complained of, begins with setting forth, that the 1805. said Luke Fox did impose the excessive fine of 5001. on the High Sheriff of the county of Fermanagh, and it enumerateş other fines to the amount of 201. : all of which were in July 1804, and in January 1805, charged to be heavy and enormous: but after the private examination of witnesses, in May 1805, the ground of objection to the fines was altered, and then they were charged to be illegal and excessive; and the number objected to was reduced from 20 to 8. The bare statement of the law and facts, shews the ignorance, falsehood and malice, with which this head of complaint was prepared and preferred against Mr. J. Fox. The substraction of 12 out i of 20 charges speaks for itself. Mr. Gerard Irvine, the Sheriff of Fermanagh, failed in his duty by not ateending according to notice to meet the Judges on the verge of the county. An offence particularly enhanced by the perilous state of the times; for which he was fined by Mr. J. Fox, not in 5001. but 100l. ; as appears by the records of the Court of Exchequer in Ireland, where the following estreat is entered. “County of Fermanagh, “ At a general assizes and general goal de
livery, held at Enniskillen on the 18th day
of August 1803.
county, for not meeting or attending the
their arrival there on the commission day of the assizes of the said county 'fined
- 1001.” This fine was agreeably to law estreated into the Exchequer in November 1803, and it is morally impossible, that Mr. Irvine, and all those, who busied themselves about this head of complaint, should not have known, that the fine was 1001. and not 5001. long before it was so grossly and repeatedly misrepresented to the House of Lords. llad Mr. Irvine felt himself aggrieved by the fine, he had a prompt and easy remedy at law before a Jury of his country both before and after the estreat: for the words of a recent statute * are; “ If

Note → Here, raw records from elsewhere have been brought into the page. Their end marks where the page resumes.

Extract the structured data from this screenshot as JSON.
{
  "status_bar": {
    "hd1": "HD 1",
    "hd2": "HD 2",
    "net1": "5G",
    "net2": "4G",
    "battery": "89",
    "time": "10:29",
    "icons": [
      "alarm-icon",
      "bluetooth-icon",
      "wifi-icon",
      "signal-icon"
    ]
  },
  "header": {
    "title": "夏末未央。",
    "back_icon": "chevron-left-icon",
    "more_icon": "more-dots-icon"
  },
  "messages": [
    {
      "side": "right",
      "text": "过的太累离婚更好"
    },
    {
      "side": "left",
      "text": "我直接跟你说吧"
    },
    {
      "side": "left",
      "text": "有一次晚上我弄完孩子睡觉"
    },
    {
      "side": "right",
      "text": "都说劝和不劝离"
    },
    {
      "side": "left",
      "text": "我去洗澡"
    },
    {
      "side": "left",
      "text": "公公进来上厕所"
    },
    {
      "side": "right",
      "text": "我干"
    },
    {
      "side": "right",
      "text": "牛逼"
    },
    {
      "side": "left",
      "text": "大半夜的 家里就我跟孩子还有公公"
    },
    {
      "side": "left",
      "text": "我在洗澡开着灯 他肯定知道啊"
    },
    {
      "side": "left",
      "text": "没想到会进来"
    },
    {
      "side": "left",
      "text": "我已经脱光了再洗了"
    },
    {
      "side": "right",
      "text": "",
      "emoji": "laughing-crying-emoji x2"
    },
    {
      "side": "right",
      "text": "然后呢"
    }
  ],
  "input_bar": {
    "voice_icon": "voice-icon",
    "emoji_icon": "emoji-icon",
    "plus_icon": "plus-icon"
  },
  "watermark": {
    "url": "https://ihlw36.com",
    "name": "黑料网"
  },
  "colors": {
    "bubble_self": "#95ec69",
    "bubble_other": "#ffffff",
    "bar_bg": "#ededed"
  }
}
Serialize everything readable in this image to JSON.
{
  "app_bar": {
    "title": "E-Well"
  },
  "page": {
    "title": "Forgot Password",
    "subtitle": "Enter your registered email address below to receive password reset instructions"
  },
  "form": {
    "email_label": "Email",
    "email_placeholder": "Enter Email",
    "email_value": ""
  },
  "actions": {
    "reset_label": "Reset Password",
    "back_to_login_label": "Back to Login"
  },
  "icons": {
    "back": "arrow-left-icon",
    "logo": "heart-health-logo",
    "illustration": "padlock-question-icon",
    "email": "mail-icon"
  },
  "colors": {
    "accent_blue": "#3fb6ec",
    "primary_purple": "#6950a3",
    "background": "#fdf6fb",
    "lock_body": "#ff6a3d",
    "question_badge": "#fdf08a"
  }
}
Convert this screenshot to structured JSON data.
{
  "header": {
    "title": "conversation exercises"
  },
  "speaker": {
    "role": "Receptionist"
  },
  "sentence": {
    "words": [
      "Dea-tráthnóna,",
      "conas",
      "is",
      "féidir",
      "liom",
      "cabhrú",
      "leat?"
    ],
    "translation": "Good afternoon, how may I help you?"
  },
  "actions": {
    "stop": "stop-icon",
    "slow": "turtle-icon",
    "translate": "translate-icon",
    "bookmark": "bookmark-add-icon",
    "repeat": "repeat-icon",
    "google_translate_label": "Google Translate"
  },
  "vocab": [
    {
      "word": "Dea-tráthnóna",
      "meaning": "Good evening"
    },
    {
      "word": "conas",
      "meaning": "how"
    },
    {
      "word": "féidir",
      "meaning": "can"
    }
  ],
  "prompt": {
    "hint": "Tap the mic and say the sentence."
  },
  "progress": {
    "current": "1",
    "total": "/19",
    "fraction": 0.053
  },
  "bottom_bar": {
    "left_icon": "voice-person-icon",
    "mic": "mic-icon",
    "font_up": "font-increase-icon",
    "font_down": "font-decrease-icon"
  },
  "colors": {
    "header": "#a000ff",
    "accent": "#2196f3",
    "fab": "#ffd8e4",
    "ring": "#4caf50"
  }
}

* 21 & 22 Geo. III. c. 20. 8. 10. . It may open the reader's eyes to the nature and spirit of the whole persecution of Mr. J. Fox, to remind him, that by the 27 Edw. I. c. 3. commonly called the statute de finibus, it is enacted, that Justices of assize shall enquire, if Sheriffs or any others have let out by replevin persons pot repleviable. That by the 23 Hen. VI. c. 10. Justices of assize are authorized to determine of office without special commission of and upon all Sheriffs, Under-Sheriffs, bailiffs, officers, and other Ministers, as to matters of arrest and taking bail. That by the 10 Car. I. (Irish) Justices of the Peace shall not admit any persons to bail for offences not bailable ; that in cases bailable, Justices of the Peace shall, before they admit any persons to bail, take the information of the prosecutor, and reduce the same to writing, and that they shall certify such infor. mation to the next general goal delivery. That Justices of the Peace should in cases not bailable, before they shall commit a prisoner to goal take the information of the person bringing such prisoner before them, and shall certify the same to the next goal delivery : that Justices of the Peace shall bind prosecutors by recognizance or bond to appear and prosecute at the next general goal delivery, and shall to the same certify such bond or recog.
“ the party shall shew any sufficient matter in
nizance. « And in case any Justice of the Peace shall offend in any thing contrary to the true intent and meaning of this act, that the Justices of goal delivery shall for every such offence, set such fine on every suck Justice of the Peace, as the suid' Justice shull think meet.”